Egemen Öztürk of T-Club said that trans students are pushed into silence in education. Öztürk specified that the practice of being forced to wear the clothing of the gender identity they do not identify with has damaged their psychological wellbeing. Öztürk said that it was impossible to play soccer with boys at school even though they could play soccer with boys at their neighborhood and that the heteronormative education at school seeped into the attitudes and behavior of the students. Öztürk added that they experienced difficulties in official dealings due to the enforcement of the ble-pink national ID laws and that they was not even able to take examinations as important as the YGS [Higher Education Examination – Undergraduate Placement Examination].
If the boy is playing with a Barbie, the teacher should be able to say “you play too”
During the third session, Damla Karaman from Eğitim-Sen’s [Education and Science Workers’ Union] LGBTI Commission, Elif from the Highschooler LGBTI Group, and Pınar Özer from LİSTAG [Families of LGBTT Group] presented on various anti-discimination struggle examples.
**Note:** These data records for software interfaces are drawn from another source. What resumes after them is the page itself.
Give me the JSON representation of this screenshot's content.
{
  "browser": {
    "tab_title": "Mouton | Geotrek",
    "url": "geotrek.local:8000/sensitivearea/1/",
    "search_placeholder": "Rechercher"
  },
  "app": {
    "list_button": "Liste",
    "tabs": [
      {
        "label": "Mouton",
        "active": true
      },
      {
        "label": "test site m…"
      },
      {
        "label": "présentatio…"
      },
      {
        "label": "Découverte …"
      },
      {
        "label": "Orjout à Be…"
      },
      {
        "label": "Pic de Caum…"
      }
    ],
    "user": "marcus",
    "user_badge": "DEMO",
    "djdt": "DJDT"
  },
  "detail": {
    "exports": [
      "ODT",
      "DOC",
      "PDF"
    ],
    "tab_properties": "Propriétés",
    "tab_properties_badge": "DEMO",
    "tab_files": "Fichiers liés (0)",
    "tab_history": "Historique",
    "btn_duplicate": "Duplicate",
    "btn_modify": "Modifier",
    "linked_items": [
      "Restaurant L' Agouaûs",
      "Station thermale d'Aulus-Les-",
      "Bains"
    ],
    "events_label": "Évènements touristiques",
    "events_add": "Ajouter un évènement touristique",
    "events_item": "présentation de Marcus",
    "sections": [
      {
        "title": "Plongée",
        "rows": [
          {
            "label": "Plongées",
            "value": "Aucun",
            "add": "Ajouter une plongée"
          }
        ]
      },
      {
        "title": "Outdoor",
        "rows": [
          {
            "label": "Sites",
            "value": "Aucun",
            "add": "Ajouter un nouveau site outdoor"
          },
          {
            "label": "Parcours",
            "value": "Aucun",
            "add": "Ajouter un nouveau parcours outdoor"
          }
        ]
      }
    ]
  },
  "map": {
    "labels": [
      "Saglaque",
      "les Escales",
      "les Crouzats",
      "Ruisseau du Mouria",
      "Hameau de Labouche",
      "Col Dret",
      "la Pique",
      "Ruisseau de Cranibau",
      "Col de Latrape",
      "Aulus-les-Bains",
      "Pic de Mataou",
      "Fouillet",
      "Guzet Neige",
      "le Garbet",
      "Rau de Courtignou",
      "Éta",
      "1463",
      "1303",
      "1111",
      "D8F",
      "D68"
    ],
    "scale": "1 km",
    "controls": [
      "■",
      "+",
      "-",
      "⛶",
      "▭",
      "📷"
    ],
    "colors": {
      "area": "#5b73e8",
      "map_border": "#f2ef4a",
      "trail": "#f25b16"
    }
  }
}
Elif, who is a highschool student, said that the state is pressuring LGBTI people using state-issued books, restrooms, and teachers and that one ought to resist this system. Pınar Özer, who is the mother to a trans woman, spoke of the problems encountered by her child during highschooland university and said that her daughter had to go to the restroom only during classes because of the binary gender restrooms. According to Özer, if a boy is playing with a Barbie, the teacher should be able to tell the other boys that “you may play too.”
During the final forum under SEÇBİR’s Melisa Soran’s moderation, methods of activism against discrimination in education were discussed. SEÇBİR and SPoD will be establishing an education working group as a consequence of this symposium. Both institutions are inviting to SPoD people who would like to work on this topic or receive consultation to SPoD.